▶ _AVAILABLE DATA_:
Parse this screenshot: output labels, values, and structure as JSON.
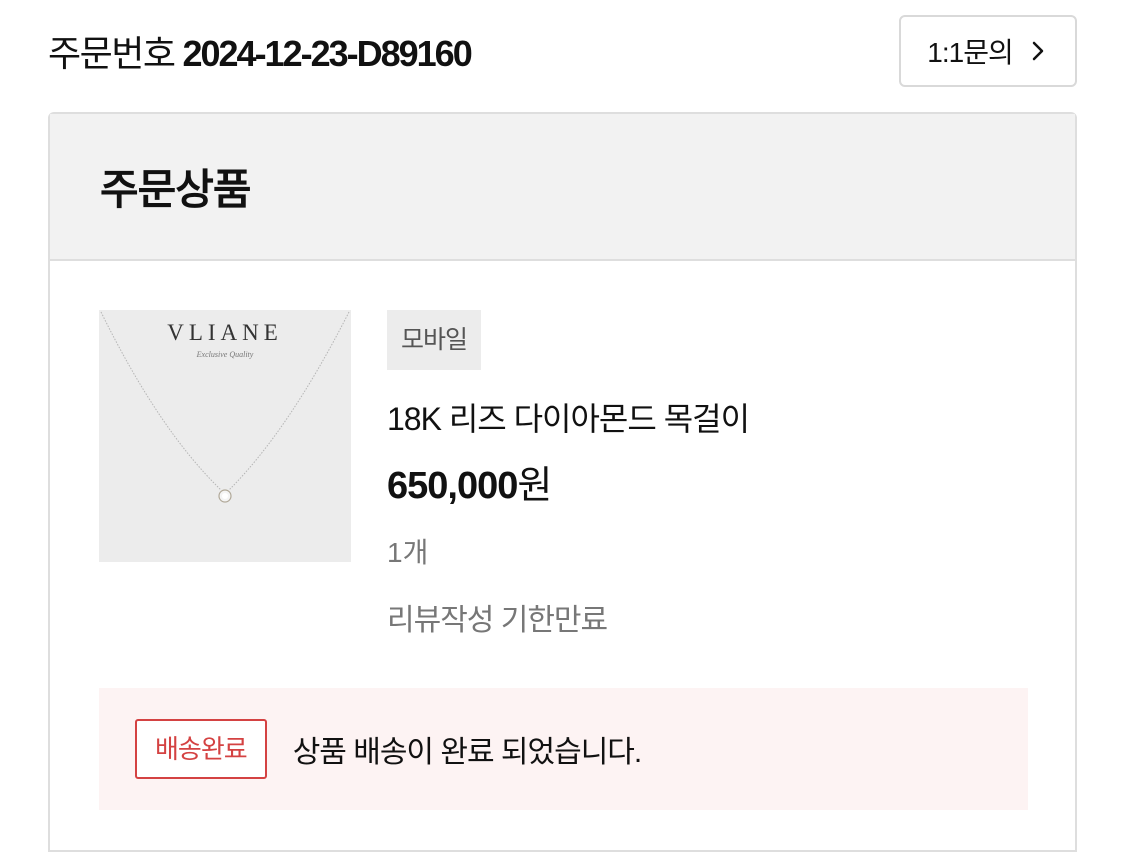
{
  "order": {
    "label": "주문번호",
    "number": "2024-12-23-D89160"
  },
  "inquiry_button": {
    "label": "1:1문의",
    "icon": "chevron-right-icon"
  },
  "section": {
    "title": "주문상품"
  },
  "product": {
    "image_brand": "VLIANE",
    "image_tagline": "Exclusive Quality",
    "channel_badge": "모바일",
    "name": "18K 리즈 다이아몬드 목걸이",
    "price": "650,000",
    "currency": "원",
    "quantity": "1개",
    "review_status": "리뷰작성 기한만료"
  },
  "delivery": {
    "status_badge": "배송완료",
    "message": "상품 배송이 완료 되었습니다."
  },
  "colors": {
    "status_red": "#d44242",
    "notice_bg": "#fdf3f3",
    "header_bg": "#f2f2f2"
  }
}
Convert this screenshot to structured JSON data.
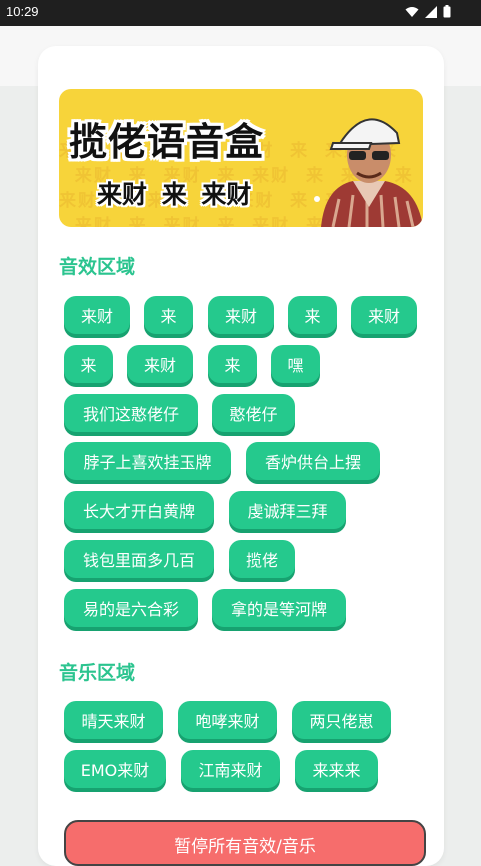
{
  "status_bar": {
    "time": "10:29",
    "icons": [
      "wifi-icon",
      "signal-icon",
      "battery-icon"
    ]
  },
  "banner": {
    "title": "揽佬语音盒",
    "subtitle": "来财 来 来财",
    "pattern_text": "来财"
  },
  "sound_section": {
    "title": "音效区域",
    "buttons": [
      "来财",
      "来",
      "来财",
      "来",
      "来财",
      "来",
      "来财",
      "来",
      "嘿",
      "我们这憨佬仔",
      "憨佬仔",
      "脖子上喜欢挂玉牌",
      "香炉供台上摆",
      "长大才开白黄牌",
      "虔诚拜三拜",
      "钱包里面多几百",
      "揽佬",
      "易的是六合彩",
      "拿的是等河牌"
    ]
  },
  "music_section": {
    "title": "音乐区域",
    "buttons": [
      "晴天来财",
      "咆哮来财",
      "两只佬崽",
      "EMO来财",
      "江南来财",
      "来来来"
    ]
  },
  "stop_button": {
    "label": "暂停所有音效/音乐"
  },
  "colors": {
    "accent_green": "#25c98d",
    "section_title_green": "#2bc48f",
    "stop_red": "#f66d6c",
    "banner_yellow": "#f7d43a"
  }
}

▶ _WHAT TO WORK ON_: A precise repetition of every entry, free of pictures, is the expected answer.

▶ _EXPECTED ANSWER_:
Parse this screenshot: output labels, values, and structure as JSON.
{
  "order": {
    "label": "주문번호",
    "number": "2024-12-23-D89160"
  },
  "inquiry_button": {
    "label": "1:1문의",
    "icon": "chevron-right-icon"
  },
  "section": {
    "title": "주문상품"
  },
  "product": {
    "image_brand": "VLIANE",
    "image_tagline": "Exclusive Quality",
    "channel_badge": "모바일",
    "name": "18K 리즈 다이아몬드 목걸이",
    "price": "650,000",
    "currency": "원",
    "quantity": "1개",
    "review_status": "리뷰작성 기한만료"
  },
  "delivery": {
    "status_badge": "배송완료",
    "message": "상품 배송이 완료 되었습니다."
  },
  "colors": {
    "status_red": "#d44242",
    "notice_bg": "#fdf3f3",
    "header_bg": "#f2f2f2"
  }
}
Convert this screenshot to structured JSON data.
{
  "status_bar": {
    "time": "10:29",
    "icons": [
      "wifi-icon",
      "signal-icon",
      "battery-icon"
    ]
  },
  "banner": {
    "title": "揽佬语音盒",
    "subtitle": "来财 来 来财",
    "pattern_text": "来财"
  },
  "sound_section": {
    "title": "音效区域",
    "buttons": [
      "来财",
      "来",
      "来财",
      "来",
      "来财",
      "来",
      "来财",
      "来",
      "嘿",
      "我们这憨佬仔",
      "憨佬仔",
      "脖子上喜欢挂玉牌",
      "香炉供台上摆",
      "长大才开白黄牌",
      "虔诚拜三拜",
      "钱包里面多几百",
      "揽佬",
      "易的是六合彩",
      "拿的是等河牌"
    ]
  },
  "music_section": {
    "title": "音乐区域",
    "buttons": [
      "晴天来财",
      "咆哮来财",
      "两只佬崽",
      "EMO来财",
      "江南来财",
      "来来来"
    ]
  },
  "stop_button": {
    "label": "暂停所有音效/音乐"
  },
  "colors": {
    "accent_green": "#25c98d",
    "section_title_green": "#2bc48f",
    "stop_red": "#f66d6c",
    "banner_yellow": "#f7d43a"
  }
}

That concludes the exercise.